      2. Munkres Algorithm (linear assignment problem, player alignment) (Clapper & Varoquaux, 2008)

      Two time series not aligned in the time axis illustration of linear alignment by
      Euclidean distance at the top and non-linear alignment by DTW distance at the bottom ( Keogh and Ratanamahatana 2005, p. 359)

      Database:  Golden State Warriors vs. Dallas Mavericks

      • covers the game on the 9th of February 2013 during NBA Regular Season 2012, Golden State Warriors vs. Dallas Mavericks

      • 80 Dallas Mavericks attacks, 18 labeled as fastbreakes


      Output of our tool is a list of all plays with their distances to the drawn play. The plays are ranked in decreasing order with respect to their distances.

      To evaluate the quality of our ranking, we classified the first highest ranked 18 plays as predicted fastbreaks.


      Retrieved plays (excerpt)

      True Positive (distance 24.220):

      False Negative (distance 39.214):

      False Positive (distance 37.238):

      True Negative (distance 142.046):

      Confusion Matrix

      The matrix shows that 16 of the 18 classified plays are truly labeled as fast breaks.
      Accuracy = 0.95.
      Validation on a different data set had a worse performance with an accuracy of 0.87 (Portland Trail Blazers vs. Dallas Mavericks)


      • able to retrieve plays similar to the LMU break
      • satisfactory accuracy rate and almost interactive speed
      • promising approach for simple structured plays


      • small data set
      • limited variety of search queries:
        1. very simple example
        2. no labeled data for other plays
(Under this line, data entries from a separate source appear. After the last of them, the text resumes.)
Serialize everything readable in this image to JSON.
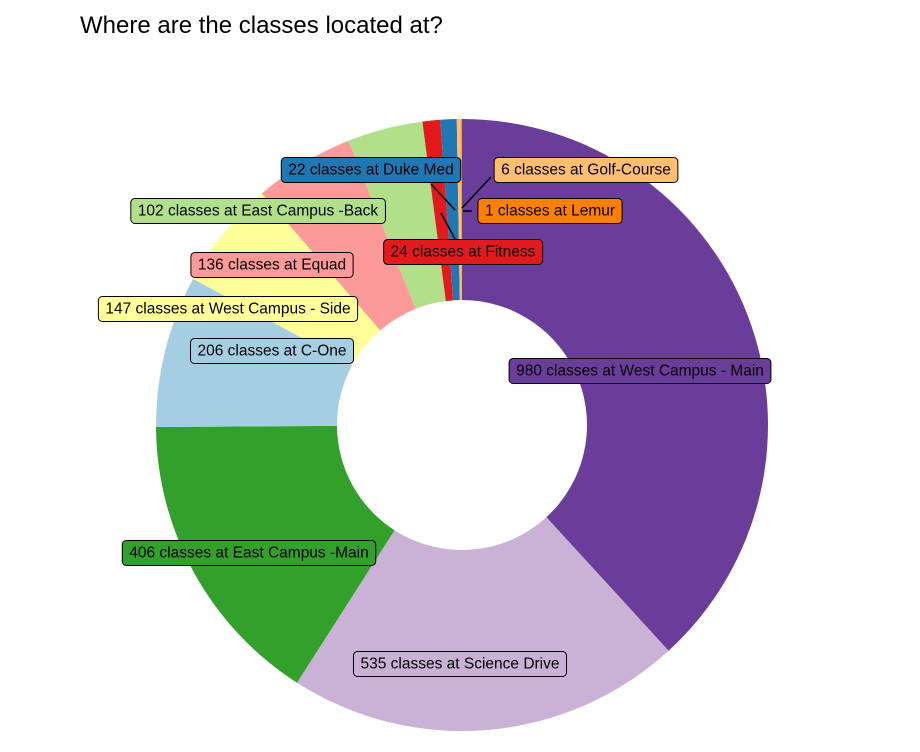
{
  "chart_data": {
    "type": "pie",
    "subtype": "donut",
    "title": "Where are the classes located at?",
    "slices": [
      {
        "name": "West Campus - Main",
        "value": 980,
        "color": "#6A3D9A",
        "label": "980 classes at West Campus - Main"
      },
      {
        "name": "Science Drive",
        "value": 535,
        "color": "#CAB2D6",
        "label": "535 classes at Science Drive"
      },
      {
        "name": "East Campus -Main",
        "value": 406,
        "color": "#33A02C",
        "label": "406 classes at East Campus -Main"
      },
      {
        "name": "C-One",
        "value": 206,
        "color": "#A6CEE3",
        "label": "206 classes at C-One"
      },
      {
        "name": "West Campus - Side",
        "value": 147,
        "color": "#FFFF99",
        "label": "147 classes at West Campus - Side"
      },
      {
        "name": "Equad",
        "value": 136,
        "color": "#FB9A99",
        "label": "136 classes at Equad"
      },
      {
        "name": "East Campus -Back",
        "value": 102,
        "color": "#B2DF8A",
        "label": "102 classes at East Campus -Back"
      },
      {
        "name": "Fitness",
        "value": 24,
        "color": "#E31A1C",
        "label": "24 classes at Fitness"
      },
      {
        "name": "Duke Med",
        "value": 22,
        "color": "#1F78B4",
        "label": "22 classes at Duke Med"
      },
      {
        "name": "Golf-Course",
        "value": 6,
        "color": "#FDBF6F",
        "label": "6 classes at Golf-Course"
      },
      {
        "name": "Lemur",
        "value": 1,
        "color": "#FF7F00",
        "label": "1 classes at Lemur"
      }
    ]
  }
}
      For more complicated plays a shape based, pattern recognition approach may not be sufficient. For more accurate and precise retrieval more information needs to be taken into account.
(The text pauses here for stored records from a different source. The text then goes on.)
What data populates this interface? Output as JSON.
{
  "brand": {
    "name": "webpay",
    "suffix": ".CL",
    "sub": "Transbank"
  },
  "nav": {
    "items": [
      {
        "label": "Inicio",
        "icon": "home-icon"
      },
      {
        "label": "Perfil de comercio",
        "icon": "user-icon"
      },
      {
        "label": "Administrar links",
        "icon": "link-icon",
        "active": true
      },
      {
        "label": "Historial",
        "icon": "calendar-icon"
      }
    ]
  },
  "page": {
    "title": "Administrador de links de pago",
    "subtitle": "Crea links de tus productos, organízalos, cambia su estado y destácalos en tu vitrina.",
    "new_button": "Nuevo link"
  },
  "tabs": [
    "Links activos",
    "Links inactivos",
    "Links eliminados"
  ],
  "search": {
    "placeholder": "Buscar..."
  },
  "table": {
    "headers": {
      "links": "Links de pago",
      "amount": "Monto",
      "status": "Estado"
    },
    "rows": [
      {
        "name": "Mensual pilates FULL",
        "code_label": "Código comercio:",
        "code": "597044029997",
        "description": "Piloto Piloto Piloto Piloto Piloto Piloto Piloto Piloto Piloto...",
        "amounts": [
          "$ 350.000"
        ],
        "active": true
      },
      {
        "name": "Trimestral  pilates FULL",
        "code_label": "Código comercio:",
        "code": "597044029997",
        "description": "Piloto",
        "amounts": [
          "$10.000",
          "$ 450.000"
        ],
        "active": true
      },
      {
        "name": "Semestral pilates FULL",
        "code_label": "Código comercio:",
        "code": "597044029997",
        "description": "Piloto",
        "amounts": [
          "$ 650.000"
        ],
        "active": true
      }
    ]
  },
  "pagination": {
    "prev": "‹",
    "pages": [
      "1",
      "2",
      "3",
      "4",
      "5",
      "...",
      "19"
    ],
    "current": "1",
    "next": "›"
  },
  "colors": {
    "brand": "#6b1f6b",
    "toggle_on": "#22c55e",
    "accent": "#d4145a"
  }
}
      • since playbook leaves some question unanswered:
        1. timing of the players for their set movement
        2. order of the movements
        3. variations of players
        4. variation of absolute locations

      Future Work

      • alternative data model
      • simulating set plays
      • validation via video footage





      Clapper, Brian M. and Varoquaux, Gael (2008). „Solve the linear sum assignment problem“. In: url: (visited on Apr. 3, 2021).

      Kelbick, Don (2021). „Paul Westhead’s Loyola Maramount Fast Break and Transition Offense System“. In: url: (visited on Apr. 2, 2021).

      Keogh, Eamonn and Ratanamahatana, Chotirat Ann (2005). „Exact indexing of dynamic time warping“. In: Knowledge and Information Systems 7.3, pp. 358-386.

      Seidl, T., Lames, M., and Wheat, J. (2019). „Radio-based Position Tracking in Sports: Validation, Pattern Recognition and Performance Analysis“. In: Universitätsbibliothek der TU München.

      Sha, Long, Lucey, Patrick, Yue, Yisong, Carr, Peter, Rohlf, Charlie, and Matthews, Iain (2016). „Chalkboarding“. In: IUI’16. Ed. by Jeffrey Nichols, Jalal Mahmud, John O’Donovan, Cristina Conati, and Massimo Zancanaro. New York, New York: The Association for Computing Machinery, pp. 336-47.

      Yanagisawa, Yutaka, Akahani, Jun-ichi, and Satoh, Tetsuji (2003). „Shape-Based Similarity Query for Trajectory of Mobile Objects“. In: Mobile Data Management. Ed. by Ming-Syan Chen, Panos K. Chrysanthis, Morris Sloman, and Arkady Zaslavsky. Berlin, Heidelberg: Springer Berlin Heidelberg, pp. 63-77.


      Top 18 ranked plays.


      Some more playbook plays